While the X-47B UCAV has a longer MLG to tailhook distance (longer than the TA-4J) than the F-35, meaning that it should not be affected by the same problem, maybe the UK Royal Navy is still in time to design its future carrier’s arresting gear to comply with the F-35C’s AHS. Or revert back to the F-35B….:-)

Image source: Lockheed Martin

  • http://theAvlation Benjamin Anderson

    does it mean UK wont have F-35 for years or not having any f-35 what would be good to Replace F-35 for Royal navy

    • http://theaviationist.com/ David Cenciotti

      As far as I know, UK Plan B is the Super Hornet.

  • bjoern holst jespersen

    Assuming the tail hook design from the F-18 has been recycled because it has worked wel there I believe this issue will be solved without big difficulties.
    Since the designers now know about the importance of the differences between the two planes I see no reason why they shouldn’t be able to adjust the design of the hook.
    Moving it’s attachment position on the other hand would probably be a last resort.
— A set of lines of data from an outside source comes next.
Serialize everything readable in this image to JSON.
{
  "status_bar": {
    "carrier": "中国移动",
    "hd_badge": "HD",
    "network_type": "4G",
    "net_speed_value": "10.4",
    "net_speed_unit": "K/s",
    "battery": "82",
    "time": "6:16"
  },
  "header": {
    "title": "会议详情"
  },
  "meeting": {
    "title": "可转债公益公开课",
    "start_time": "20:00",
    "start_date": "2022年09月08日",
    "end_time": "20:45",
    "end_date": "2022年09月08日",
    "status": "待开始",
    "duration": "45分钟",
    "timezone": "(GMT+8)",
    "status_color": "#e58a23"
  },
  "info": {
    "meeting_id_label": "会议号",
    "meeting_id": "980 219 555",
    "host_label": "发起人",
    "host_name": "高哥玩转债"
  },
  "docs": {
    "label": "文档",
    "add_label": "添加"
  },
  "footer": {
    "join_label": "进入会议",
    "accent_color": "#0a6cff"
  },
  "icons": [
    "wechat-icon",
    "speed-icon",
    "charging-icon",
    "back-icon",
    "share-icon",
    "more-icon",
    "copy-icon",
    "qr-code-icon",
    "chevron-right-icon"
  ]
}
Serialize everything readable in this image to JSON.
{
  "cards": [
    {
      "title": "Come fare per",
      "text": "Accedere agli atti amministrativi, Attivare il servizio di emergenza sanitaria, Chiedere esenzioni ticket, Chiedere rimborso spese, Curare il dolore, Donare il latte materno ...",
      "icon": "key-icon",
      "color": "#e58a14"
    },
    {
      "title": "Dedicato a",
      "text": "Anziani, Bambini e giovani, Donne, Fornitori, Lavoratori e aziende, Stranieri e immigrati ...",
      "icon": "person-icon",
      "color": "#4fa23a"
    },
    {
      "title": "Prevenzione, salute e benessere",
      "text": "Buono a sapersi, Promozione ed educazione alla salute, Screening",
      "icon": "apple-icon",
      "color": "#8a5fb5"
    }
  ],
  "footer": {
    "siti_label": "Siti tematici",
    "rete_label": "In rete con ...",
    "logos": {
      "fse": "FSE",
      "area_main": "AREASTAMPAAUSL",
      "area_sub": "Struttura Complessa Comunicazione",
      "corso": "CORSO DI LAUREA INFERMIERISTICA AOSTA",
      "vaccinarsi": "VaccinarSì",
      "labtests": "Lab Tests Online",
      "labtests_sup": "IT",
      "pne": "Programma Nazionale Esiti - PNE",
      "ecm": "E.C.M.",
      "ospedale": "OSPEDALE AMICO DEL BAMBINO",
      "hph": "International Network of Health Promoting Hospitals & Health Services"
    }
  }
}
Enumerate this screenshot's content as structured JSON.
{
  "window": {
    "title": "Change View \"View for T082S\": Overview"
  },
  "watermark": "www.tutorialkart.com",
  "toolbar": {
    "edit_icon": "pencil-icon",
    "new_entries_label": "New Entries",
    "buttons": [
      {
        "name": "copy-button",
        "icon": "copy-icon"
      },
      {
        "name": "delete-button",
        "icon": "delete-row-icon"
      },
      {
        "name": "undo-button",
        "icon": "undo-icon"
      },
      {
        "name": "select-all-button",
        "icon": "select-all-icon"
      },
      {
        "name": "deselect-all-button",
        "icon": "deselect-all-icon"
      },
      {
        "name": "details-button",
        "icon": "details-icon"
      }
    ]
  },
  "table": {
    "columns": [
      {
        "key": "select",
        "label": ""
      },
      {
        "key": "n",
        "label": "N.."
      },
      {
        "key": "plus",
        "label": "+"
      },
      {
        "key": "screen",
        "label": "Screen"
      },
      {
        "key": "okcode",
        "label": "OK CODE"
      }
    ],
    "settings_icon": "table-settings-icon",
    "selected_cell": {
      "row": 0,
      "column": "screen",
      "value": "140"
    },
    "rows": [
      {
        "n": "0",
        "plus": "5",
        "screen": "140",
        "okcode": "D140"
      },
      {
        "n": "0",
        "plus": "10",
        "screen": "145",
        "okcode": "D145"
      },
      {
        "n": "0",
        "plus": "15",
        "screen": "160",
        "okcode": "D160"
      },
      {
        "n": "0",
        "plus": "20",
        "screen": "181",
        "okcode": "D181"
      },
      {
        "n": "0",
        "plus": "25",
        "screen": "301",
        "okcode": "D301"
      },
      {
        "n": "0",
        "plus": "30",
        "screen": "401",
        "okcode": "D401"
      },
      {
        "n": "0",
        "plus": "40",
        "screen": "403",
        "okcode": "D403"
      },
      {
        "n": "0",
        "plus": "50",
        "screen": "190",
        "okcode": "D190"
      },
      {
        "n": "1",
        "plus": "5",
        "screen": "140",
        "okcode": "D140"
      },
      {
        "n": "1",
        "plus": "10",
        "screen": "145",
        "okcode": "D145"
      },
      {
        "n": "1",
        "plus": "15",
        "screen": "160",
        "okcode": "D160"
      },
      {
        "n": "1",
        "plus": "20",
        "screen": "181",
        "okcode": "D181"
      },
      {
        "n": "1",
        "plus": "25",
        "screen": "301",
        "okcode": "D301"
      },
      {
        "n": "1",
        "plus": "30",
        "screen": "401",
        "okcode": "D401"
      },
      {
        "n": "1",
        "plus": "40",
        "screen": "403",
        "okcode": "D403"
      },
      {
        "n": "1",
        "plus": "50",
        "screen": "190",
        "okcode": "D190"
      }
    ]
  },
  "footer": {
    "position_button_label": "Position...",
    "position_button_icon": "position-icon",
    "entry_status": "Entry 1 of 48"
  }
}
    Btw. The F-35 is also among the planes considered to replace the F-16s of the RDAF. Nothing has been decided though, and some has argued that in order to manage budget cuts Denmark should give up having an air force (!).